As they reset their work, the analysts studied other long international fugitive hunts that had ended successfully, such as the operations that led to the death of Medellín Cartel leader Pablo Escobar, in 1993. The analysts asked, Where did the breakthroughs in these other hunts come from? What were the clues that made the difference and how were the clues discovered? They tried to identify “signatures” of Osama bin Laden’s lifestyle that might lead to such a clue: prescription medications that he might purchase, hobbies or other habits of shopping or movement that might give him away.
The Langley analysts were one headquarters egghead element of the hunt. Similar analytical units at Central Command in Tampa and at the International Security Assistance Force in Kabul sorted battlefield and all-source intelligence, designated subjects for additional collection, and conducted pattern analysis of relationships among terrorists, couriers, and raw data collected in the field. Detainee operators in Iraq, Afghanistan, at Guantanamo and at secret C.I.A. sites also participated. Apparently, the breakthrough started several years back from detainee interrogations; it’s not clear yet how or by what means the information about the courier who led to the Abbottabad compound was extracted.
Overseas, C.I.A. officers from the Directorate of Operations and the Special Activities Division—intelligence officers who ran sources and collected information, as well as armed paramilitaries—carried out the search for informants from bases in Afghanistan and Pakistan. Units from the military’s Joint Special Operations Command, which includes the Navy Seals, Delta, and other specialized groups, joined in. Often, Special Operations and the C.I.A. worked in blended task force teams deployed around Afghanistan, and, more problematically, as the Raymond Davis case indicated, around Pakistan.

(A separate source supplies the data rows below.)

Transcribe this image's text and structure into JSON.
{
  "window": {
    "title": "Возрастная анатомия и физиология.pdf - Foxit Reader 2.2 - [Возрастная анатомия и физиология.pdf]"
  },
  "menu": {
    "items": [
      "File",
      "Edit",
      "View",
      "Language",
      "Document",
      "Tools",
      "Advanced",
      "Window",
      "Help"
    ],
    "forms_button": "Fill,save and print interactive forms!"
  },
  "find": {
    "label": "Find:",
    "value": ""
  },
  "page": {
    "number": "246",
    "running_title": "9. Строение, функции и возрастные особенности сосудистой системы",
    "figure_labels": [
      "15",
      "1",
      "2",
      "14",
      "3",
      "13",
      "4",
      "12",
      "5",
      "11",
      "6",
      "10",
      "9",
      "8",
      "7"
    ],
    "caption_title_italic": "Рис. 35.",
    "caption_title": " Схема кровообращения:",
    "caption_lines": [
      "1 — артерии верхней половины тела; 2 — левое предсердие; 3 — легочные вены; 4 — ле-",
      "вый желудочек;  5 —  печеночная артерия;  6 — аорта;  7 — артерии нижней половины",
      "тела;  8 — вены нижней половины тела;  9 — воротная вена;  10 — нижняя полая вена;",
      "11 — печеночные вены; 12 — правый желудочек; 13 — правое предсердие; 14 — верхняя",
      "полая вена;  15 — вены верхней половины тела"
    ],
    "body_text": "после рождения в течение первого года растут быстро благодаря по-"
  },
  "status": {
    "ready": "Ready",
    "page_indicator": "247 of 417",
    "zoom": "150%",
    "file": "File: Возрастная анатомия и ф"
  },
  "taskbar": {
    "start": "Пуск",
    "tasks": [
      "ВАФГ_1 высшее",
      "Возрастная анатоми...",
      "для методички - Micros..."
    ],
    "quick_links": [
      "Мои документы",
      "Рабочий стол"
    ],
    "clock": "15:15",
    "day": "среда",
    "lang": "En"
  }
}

These teams searched not only for bin Laden, but also for other “High Value Targets,” as they are legally and bureaucratically known inside the U.S. government. My understanding is that as of this spring, there are approximately forty legally designated, fugitive High Value Targets at the top of the wanted list system. If there were forty, I suppose there are now thirty-nine.